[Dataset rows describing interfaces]
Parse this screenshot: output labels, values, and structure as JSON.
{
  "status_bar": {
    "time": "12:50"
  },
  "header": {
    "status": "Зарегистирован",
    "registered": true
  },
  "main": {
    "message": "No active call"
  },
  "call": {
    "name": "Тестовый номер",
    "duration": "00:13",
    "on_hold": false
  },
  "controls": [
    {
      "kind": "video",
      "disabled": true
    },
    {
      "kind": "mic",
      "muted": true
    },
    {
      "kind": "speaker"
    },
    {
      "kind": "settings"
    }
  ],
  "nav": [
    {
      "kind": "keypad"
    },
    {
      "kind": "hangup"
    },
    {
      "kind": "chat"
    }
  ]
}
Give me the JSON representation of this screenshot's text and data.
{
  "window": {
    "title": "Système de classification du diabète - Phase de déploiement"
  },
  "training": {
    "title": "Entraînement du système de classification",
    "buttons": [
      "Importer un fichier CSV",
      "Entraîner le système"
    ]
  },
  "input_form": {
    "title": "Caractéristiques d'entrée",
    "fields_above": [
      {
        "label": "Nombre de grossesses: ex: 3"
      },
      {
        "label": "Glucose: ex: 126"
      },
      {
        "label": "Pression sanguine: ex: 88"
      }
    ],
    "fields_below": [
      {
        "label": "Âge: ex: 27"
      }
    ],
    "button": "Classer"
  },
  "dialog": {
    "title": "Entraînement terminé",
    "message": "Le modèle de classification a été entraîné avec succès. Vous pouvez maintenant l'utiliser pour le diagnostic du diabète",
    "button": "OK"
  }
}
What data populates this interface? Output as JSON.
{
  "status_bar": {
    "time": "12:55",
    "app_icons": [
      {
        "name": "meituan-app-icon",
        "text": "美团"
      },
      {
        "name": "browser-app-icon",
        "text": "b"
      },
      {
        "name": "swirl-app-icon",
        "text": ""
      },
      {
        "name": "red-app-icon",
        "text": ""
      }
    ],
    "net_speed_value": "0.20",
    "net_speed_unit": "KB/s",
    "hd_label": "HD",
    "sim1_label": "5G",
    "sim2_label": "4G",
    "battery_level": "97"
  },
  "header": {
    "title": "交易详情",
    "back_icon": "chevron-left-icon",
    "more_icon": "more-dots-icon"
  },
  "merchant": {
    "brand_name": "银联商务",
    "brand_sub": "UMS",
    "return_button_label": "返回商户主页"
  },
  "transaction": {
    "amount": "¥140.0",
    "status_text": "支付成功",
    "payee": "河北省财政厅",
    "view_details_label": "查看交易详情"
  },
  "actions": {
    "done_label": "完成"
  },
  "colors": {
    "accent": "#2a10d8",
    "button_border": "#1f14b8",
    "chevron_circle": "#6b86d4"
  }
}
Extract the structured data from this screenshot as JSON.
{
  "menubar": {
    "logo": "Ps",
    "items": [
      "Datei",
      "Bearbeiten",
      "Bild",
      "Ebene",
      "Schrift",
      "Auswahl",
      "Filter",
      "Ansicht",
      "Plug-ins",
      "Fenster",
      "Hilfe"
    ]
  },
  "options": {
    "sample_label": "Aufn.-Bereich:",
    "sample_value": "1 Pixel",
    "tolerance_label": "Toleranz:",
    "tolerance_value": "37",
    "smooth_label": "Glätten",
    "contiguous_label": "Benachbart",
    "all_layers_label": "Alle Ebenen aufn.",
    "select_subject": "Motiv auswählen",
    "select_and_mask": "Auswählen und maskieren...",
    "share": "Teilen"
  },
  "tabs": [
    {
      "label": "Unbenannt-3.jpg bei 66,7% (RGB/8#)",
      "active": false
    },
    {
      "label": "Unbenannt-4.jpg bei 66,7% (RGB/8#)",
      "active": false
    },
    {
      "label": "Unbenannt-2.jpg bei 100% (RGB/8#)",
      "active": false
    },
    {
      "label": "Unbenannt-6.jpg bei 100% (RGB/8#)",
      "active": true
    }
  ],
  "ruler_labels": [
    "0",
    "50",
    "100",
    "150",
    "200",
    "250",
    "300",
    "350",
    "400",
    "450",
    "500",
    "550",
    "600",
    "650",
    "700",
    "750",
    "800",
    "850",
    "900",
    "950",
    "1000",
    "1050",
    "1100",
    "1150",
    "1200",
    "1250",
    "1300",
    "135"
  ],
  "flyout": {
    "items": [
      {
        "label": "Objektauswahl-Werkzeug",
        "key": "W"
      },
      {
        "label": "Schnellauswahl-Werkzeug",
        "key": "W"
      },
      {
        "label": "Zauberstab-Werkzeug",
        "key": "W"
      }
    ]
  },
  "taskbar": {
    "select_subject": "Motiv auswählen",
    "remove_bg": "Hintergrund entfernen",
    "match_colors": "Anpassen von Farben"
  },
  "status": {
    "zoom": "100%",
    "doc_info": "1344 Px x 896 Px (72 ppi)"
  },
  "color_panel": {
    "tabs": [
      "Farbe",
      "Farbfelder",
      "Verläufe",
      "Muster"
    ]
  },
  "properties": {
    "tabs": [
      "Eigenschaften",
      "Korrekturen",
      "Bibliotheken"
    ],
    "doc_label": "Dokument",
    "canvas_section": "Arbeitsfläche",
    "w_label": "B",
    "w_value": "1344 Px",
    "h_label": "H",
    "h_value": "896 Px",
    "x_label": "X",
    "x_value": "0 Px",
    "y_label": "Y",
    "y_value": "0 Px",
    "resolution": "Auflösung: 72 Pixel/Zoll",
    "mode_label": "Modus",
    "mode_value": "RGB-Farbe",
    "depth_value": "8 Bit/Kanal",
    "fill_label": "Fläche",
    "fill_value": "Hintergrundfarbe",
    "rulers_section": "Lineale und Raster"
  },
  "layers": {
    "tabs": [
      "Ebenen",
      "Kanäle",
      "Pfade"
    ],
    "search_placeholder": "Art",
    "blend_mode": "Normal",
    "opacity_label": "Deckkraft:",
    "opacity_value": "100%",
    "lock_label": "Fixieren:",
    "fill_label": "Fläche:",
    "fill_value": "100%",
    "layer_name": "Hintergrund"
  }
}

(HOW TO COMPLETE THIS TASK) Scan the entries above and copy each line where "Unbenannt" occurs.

(ANSWER SECTION)
      "label": "Unbenannt-3.jpg bei 66,7% (RGB/8#)",
      "label": "Unbenannt-4.jpg bei 66,7% (RGB/8#)",
      "label": "Unbenannt-2.jpg bei 100% (RGB/8#)",
      "label": "Unbenannt-6.jpg bei 100% (RGB/8#)",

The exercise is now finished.